RECORDS TO PROCESS:

•••••

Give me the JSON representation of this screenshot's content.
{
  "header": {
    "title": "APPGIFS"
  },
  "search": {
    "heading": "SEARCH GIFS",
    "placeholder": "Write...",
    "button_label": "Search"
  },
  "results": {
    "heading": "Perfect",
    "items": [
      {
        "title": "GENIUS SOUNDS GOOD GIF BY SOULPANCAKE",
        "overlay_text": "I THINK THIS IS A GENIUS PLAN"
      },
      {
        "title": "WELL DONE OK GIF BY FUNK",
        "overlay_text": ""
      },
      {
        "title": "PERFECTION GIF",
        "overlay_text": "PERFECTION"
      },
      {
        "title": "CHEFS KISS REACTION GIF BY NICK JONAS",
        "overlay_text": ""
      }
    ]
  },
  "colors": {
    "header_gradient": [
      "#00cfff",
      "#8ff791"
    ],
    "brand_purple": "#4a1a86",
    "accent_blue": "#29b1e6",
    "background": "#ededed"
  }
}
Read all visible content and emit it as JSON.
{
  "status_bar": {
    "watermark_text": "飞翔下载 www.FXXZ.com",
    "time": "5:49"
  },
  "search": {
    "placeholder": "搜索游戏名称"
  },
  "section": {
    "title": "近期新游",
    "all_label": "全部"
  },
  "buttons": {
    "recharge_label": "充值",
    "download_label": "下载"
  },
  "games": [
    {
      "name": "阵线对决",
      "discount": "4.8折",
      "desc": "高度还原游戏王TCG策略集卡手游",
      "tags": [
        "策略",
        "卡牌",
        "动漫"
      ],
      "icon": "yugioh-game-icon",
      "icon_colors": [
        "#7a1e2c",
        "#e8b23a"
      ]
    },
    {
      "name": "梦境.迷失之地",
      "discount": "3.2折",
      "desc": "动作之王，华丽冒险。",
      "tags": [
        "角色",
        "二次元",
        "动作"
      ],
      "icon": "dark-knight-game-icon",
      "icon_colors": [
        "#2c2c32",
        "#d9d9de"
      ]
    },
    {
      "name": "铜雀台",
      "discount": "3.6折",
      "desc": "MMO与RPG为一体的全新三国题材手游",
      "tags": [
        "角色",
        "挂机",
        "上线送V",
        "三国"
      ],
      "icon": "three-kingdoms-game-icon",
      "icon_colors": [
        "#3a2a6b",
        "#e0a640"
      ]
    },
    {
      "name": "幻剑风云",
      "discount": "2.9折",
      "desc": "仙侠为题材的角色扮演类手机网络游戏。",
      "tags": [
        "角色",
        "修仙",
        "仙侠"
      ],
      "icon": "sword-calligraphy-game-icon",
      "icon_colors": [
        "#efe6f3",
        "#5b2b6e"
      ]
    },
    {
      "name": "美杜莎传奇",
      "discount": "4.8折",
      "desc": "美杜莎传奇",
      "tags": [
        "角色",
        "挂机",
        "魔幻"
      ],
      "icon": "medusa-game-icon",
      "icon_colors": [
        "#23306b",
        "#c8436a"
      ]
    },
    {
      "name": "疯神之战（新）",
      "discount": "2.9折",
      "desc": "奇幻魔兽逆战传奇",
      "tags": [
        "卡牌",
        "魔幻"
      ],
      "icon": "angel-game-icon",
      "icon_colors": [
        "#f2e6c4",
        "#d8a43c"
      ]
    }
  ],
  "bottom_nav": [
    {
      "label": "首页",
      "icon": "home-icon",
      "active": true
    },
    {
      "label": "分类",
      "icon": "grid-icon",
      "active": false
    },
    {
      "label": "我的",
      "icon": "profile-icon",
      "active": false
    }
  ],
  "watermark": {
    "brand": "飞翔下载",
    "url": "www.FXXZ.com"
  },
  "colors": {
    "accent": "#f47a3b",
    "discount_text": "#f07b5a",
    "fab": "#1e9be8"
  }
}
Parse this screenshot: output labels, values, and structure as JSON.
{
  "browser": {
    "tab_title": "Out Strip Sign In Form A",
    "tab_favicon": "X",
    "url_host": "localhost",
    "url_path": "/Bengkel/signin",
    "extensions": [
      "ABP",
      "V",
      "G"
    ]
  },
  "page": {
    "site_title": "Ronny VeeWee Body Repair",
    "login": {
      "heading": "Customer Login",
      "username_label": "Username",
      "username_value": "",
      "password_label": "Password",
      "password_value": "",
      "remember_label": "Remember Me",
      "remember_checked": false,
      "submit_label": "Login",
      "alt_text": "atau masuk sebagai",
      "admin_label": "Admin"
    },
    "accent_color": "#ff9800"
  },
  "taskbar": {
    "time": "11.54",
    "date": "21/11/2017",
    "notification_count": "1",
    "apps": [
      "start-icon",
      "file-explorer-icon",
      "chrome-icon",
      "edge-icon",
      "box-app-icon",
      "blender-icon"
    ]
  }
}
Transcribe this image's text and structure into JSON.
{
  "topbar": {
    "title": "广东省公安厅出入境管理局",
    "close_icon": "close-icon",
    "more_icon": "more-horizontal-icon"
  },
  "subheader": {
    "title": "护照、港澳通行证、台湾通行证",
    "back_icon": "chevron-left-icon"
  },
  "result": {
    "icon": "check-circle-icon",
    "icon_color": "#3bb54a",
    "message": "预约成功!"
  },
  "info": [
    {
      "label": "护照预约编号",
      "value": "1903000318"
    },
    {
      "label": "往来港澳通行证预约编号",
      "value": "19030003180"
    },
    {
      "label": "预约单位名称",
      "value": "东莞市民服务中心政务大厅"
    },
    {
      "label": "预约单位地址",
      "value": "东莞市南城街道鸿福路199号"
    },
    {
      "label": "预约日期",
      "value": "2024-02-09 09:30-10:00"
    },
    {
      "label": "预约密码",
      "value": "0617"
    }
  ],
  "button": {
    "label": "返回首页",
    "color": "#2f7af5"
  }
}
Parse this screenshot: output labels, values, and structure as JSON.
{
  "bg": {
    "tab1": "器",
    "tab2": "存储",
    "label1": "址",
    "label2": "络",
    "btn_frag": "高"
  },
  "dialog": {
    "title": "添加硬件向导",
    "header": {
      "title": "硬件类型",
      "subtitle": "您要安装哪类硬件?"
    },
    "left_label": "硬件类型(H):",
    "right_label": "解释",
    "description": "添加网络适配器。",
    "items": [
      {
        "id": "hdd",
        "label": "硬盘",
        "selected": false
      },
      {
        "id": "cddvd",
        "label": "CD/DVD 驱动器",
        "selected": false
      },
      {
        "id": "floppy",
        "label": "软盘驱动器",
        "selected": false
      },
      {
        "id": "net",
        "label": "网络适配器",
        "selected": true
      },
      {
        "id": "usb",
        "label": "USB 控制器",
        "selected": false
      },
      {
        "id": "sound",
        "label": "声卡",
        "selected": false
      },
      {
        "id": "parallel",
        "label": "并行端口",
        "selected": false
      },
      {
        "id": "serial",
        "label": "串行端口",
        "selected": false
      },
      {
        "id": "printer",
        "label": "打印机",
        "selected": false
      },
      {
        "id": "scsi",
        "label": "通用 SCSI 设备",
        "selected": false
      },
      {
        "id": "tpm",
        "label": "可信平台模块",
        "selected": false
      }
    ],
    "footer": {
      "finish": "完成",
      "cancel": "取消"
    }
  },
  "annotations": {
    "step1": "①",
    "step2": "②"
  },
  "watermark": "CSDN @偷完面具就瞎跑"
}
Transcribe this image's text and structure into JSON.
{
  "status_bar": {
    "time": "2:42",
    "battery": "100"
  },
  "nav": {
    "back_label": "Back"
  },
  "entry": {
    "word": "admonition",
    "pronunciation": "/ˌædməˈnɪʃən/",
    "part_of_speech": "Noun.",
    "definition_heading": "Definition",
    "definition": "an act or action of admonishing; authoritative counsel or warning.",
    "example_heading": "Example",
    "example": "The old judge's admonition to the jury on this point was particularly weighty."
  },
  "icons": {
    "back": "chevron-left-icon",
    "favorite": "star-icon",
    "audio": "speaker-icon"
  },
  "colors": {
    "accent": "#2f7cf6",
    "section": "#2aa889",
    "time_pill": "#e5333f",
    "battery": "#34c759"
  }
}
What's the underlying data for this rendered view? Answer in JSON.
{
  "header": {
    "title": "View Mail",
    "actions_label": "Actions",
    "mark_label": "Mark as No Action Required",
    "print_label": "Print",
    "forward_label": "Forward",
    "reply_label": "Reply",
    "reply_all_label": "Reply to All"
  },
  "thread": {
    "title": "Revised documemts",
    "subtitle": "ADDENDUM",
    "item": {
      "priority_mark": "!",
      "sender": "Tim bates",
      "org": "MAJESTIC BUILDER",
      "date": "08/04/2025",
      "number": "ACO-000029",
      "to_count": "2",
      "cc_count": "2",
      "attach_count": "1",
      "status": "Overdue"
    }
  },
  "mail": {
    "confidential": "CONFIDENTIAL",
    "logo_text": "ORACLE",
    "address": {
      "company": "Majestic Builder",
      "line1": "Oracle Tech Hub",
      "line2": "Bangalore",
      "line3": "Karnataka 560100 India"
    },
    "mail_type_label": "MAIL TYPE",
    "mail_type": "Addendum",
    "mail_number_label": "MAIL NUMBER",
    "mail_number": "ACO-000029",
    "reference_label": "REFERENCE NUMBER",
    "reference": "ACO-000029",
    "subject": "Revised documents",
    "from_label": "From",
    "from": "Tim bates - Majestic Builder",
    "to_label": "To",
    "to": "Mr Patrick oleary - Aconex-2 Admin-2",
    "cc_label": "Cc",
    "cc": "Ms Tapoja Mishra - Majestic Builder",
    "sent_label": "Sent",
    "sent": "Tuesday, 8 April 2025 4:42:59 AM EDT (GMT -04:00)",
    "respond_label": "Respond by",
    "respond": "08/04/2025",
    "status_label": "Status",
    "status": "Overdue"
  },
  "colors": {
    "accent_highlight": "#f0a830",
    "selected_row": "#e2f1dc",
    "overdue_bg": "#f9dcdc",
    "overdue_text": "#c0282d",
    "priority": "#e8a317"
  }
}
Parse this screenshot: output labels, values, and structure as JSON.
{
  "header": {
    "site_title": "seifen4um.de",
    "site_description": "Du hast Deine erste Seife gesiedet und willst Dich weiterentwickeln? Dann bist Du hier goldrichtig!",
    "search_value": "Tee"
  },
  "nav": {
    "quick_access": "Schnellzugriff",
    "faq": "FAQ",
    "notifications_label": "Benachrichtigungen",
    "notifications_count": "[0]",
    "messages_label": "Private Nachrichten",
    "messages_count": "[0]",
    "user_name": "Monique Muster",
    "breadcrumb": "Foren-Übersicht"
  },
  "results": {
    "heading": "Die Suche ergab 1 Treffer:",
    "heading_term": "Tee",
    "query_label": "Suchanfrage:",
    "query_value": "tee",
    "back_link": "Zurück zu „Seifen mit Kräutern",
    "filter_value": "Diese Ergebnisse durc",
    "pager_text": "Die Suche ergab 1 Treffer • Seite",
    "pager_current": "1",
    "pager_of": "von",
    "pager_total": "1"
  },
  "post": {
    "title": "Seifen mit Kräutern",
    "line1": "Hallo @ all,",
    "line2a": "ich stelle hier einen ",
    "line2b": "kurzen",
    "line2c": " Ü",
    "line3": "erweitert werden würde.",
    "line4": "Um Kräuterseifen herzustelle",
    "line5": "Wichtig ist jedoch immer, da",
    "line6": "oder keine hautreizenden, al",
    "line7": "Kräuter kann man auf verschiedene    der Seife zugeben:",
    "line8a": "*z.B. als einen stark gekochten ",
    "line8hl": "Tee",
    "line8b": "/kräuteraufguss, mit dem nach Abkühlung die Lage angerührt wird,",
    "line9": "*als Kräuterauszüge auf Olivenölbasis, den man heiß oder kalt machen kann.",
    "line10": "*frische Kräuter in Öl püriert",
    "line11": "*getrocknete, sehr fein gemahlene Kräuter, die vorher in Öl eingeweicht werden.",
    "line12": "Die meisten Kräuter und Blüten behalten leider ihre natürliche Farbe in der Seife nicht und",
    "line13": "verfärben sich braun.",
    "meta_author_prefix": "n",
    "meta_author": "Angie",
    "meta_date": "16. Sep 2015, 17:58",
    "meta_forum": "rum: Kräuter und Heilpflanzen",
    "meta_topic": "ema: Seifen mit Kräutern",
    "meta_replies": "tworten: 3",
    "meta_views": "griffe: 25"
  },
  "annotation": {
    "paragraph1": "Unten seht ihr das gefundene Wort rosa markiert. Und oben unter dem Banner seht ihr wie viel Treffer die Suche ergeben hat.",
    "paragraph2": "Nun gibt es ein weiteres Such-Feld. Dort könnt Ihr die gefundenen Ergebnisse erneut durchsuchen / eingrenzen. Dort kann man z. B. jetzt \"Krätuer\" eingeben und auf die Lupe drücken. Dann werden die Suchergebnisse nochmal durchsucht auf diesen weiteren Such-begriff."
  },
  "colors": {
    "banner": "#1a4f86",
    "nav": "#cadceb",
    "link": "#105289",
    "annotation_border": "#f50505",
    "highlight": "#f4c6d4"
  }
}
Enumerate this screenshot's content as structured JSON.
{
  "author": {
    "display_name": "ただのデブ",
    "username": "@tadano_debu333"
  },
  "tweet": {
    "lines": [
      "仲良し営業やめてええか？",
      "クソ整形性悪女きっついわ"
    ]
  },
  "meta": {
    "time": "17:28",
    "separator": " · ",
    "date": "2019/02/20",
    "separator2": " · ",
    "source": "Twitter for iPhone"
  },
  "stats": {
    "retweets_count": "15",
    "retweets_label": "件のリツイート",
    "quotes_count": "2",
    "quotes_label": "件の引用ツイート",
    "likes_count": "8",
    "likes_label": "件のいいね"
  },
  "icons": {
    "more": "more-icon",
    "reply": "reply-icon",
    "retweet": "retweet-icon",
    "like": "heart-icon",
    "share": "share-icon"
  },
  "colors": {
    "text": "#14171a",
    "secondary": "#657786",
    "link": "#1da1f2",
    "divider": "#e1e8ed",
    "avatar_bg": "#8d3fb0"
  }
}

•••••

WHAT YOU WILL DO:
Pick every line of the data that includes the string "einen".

ANSWER FOR THE TASK:
    "line2a": "ich stelle hier einen ",
    "line8a": "*z.B. als einen stark gekochten ",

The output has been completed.